TASK BRIEF: Which lines have the string "Votre"? Copy all of them from the entries below.

==== GIVEN DATA

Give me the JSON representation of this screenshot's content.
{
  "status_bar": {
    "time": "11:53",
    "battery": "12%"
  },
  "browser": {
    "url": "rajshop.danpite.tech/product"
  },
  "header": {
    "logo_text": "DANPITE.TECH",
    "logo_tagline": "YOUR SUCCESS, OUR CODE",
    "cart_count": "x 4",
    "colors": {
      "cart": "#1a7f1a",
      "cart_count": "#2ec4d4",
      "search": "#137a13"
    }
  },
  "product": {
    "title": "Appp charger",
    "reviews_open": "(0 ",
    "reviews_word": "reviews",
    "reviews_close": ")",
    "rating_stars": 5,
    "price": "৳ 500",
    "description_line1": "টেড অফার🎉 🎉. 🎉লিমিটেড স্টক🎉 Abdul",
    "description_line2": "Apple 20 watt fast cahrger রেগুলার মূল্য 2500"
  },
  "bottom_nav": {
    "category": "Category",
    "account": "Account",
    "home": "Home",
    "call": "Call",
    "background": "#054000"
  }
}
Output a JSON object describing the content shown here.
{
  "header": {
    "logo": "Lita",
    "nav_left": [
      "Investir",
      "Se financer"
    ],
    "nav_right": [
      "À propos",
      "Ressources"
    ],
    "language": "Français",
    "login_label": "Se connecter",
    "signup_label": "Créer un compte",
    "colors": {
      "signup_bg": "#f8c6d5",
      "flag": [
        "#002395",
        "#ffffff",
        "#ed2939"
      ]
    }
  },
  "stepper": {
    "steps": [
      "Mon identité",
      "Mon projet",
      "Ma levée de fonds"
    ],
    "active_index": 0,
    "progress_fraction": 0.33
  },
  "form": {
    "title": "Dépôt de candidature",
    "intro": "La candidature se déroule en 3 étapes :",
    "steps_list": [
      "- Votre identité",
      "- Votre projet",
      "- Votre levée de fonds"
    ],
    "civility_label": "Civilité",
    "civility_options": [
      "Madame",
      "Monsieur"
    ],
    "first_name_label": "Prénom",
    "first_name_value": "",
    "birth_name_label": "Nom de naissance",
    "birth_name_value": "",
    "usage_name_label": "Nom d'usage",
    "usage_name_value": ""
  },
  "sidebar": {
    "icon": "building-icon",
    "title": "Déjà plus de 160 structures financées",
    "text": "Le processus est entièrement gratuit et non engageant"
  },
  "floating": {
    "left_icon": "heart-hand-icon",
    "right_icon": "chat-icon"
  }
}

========

WRITTEN SOLUTION:
      "- Votre identité",
      "- Votre projet",
      "- Votre levée de fonds"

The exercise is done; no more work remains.